Per Nevada Revised Statutes (NRS) 122.200, “Any person who shall make a false statement in procuring a marriage license with reference to any matter required by NRS 122.040 and 122.050 to be stated under oath shall be guilty of a gross misdemeanor.”

You can see it for yourself by going here

I mean, granted, it would have been a lot easier to find you if you had done this at a time when they required you to give a social security number like they do now. I suppose with all the craziness that is known to happen in Vegas, they decided at some point to be able to hold people accountable by making them give their SSN.

In the meantime, what happens in Vegas (or in this case, what happened) isn’t going to stay in Vegas, so please contact us. You may find yourself to one day be the co-owner of a house at 1847 Ramsay in Baltimore City, MD. Now that it’s come out that you supposedly exist, don’t you think it’s time for you and Ms. Jareaux to meet? There are so many people that want to meet you.

Download (PDF, 79KB)



She claims she is married

So, to start things off right, we need your help to find the alleged groom of our Pisces. In February 1994, a wedding occurred in Vegas between Gail Renai Proctor and a “Christopher Anthony Black”. According to the Clark County, NV records, Mr. Black was born on July 3, 1953, and resided in Temple Hills, MD. His mother’s name is Ijetta, and his father’s name is Charlie. Christopher, his mother, and father are all from South Carolina. You can see some of this information on the online search page for yourself.

Now, this was quite a surprise to many people, including the Suntrust loan officer who did most of the investment mortgages, since the marital status that she used on Federal loan applications signed from 2004 to 2006 were marked “single” by her. Allegedly, the IRS received tax returns from her that also indicated she was “single” for all of those years.

The FOIA documents related to her retirement that the military provided, show that he signed off on it for her in 2006. His signature was witnessed by a “James Miller”, who gave an address in Missouri. This is important, because when you are in the military and have a spouse, you get paid a lot of extra money per month for what is called BAH (basic assistance for housing) for the entire time that you are living with your spouse. So, from 1994 to 2007 (retirement), she was paid extra money by our United States Department of Defense for supporting a household with Mr. Black.

An extensive search was done to locate Christopher Anthony Black with those specific credentials, but none has been located. There are a number of people with that name, but we can’t find one that has that same date of birth AND very-distinctive mother’s first name. In fact and ironically, according to the FOIA documents received, there is someone who has the EXACT date of birth, mother and father’s first name, and State of birth as Ms. Proctor’s groom. Her immediate supervisor while at the DCANG shares those same stats, and even has a brother whose first-name is Christopher.
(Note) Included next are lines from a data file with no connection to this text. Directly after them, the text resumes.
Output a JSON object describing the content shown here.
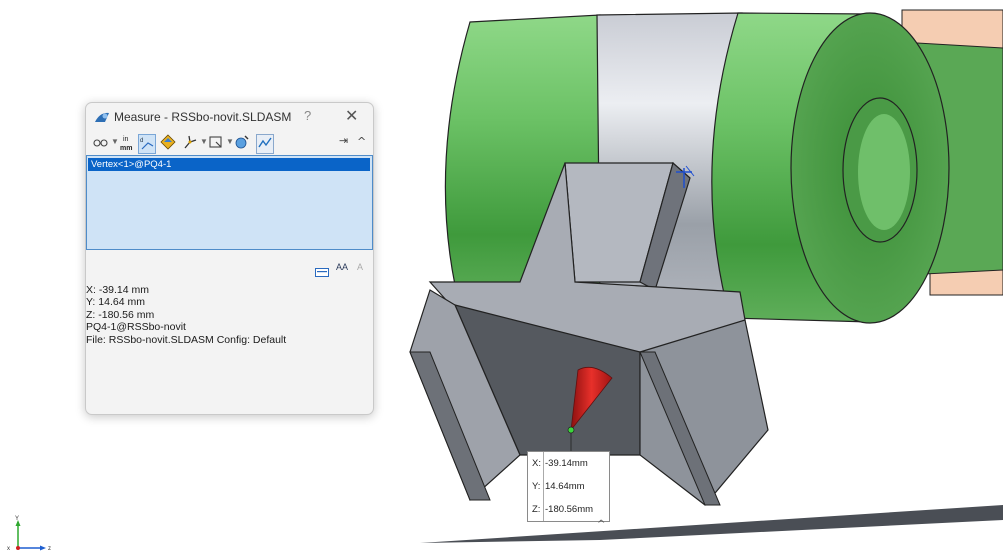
{
  "dialog": {
    "title": "Measure - RSSbo-novit.SLDASM",
    "help_label": "?",
    "close_label": "✕",
    "toolbar": {
      "units_icon_top": "in",
      "units_icon_bottom": "mm",
      "pin_label": "⇥",
      "collapse_label": "^"
    },
    "selection": [
      "Vertex<1>@PQ4-1"
    ],
    "results": {
      "x": "X: -39.14 mm",
      "y": "Y: 14.64 mm",
      "z": "Z: -180.56 mm",
      "component": "PQ4-1@RSSbo-novit",
      "file": "File: RSSbo-novit.SLDASM Config: Default"
    },
    "text_tools": {
      "a": "AA",
      "b": "A"
    }
  },
  "callout": {
    "x_label": "X:",
    "x_value": "-39.14mm",
    "y_label": "Y:",
    "y_value": "14.64mm",
    "z_label": "Z:",
    "z_value": "-180.56mm",
    "expand_label": "^"
  },
  "triad": {
    "x": "x",
    "y": "Y",
    "z": "z"
  },
  "colors": {
    "green_part": "#6ec06a",
    "steel_part": "#b9bfc8",
    "gray_part": "#7a7e86",
    "peach_part": "#f5cdb2",
    "selection_blue": "#0a64c8",
    "cone_red": "#d8221e"
  }
}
Their last name is Samuel though. You tell us what you think is going on!! And if you have ANY information that you can share, please, remember the rules!

Here’s the link that makes us scratch our heads:

Email for info not suitable to be published: fishy(at)